Photolyase uses light energy to split UV-induced cyclobutane pyrimidine dimers in damaged DNA. This photoenzyme encompasses a series of elementary dynamical processes during repair function from early photoinitiation by a photoantenna molecule to enhance repair efficiency, to in vitro photoreduction through aromatic residues to reconvert the cofactor to the active form, and to final photorepair to fix damaged DNA. The corresponding series of dynamics include resonance energy transfer, intraprotein electron transfer, and intermolecular electron transfer, bond breaking-making rearrangements and back electron return, respectively. We review here our recent direct studies of these dynamical processes in real time, which showed that all these elementary reactions in the enzyme occur within subnanosecond timescale. Active-site solvation was observed to play a critical role in the continuous modulation of catalytic reactions. As a model system for enzyme catalysis, we isolated the enzyme-substrate complex in the transition-state region and mapped out the entire evolution of unmasked catalytic reactions of DNA repair. These observed synergistic motions in the active site reveal a perfect correlation of structural integrity and dynamical locality to ensure maximum repair efficiency on the ultrafast time scale.
- Cyclobutane pyrimidine dimer (CPD)
- DNA photolyase
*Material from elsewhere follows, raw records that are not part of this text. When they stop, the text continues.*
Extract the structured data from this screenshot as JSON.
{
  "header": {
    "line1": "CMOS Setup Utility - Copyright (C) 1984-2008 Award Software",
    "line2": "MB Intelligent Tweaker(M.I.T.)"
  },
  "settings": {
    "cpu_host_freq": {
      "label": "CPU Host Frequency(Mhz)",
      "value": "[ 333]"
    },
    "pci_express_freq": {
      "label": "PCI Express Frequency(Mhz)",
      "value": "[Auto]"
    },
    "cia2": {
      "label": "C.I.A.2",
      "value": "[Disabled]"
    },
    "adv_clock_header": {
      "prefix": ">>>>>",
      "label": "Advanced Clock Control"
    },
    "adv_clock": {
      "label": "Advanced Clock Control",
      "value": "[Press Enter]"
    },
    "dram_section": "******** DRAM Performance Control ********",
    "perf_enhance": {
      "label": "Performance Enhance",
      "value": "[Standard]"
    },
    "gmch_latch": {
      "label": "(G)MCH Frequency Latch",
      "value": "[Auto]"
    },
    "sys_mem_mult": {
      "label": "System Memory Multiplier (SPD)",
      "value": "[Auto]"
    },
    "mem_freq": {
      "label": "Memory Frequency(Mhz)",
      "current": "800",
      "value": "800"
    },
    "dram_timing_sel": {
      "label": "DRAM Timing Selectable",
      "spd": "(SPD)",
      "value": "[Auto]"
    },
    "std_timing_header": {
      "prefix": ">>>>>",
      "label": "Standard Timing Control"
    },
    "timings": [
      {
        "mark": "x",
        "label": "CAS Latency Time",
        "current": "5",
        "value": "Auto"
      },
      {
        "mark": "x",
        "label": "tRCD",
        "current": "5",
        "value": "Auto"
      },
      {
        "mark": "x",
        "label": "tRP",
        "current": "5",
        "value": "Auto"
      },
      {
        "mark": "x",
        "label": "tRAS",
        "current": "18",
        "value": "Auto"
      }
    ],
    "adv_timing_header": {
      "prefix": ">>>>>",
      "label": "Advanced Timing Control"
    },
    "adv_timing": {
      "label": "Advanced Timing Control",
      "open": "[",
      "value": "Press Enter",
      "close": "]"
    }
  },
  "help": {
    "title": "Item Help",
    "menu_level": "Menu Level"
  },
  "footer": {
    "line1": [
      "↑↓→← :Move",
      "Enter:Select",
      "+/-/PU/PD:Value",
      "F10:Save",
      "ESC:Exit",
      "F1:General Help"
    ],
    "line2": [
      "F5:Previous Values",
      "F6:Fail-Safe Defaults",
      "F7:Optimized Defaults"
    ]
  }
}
- DNA repair
- Electron transfer (ET)
- Enzyme catalysis
- Resonance energy transfer (RET)
- Solvation dynamics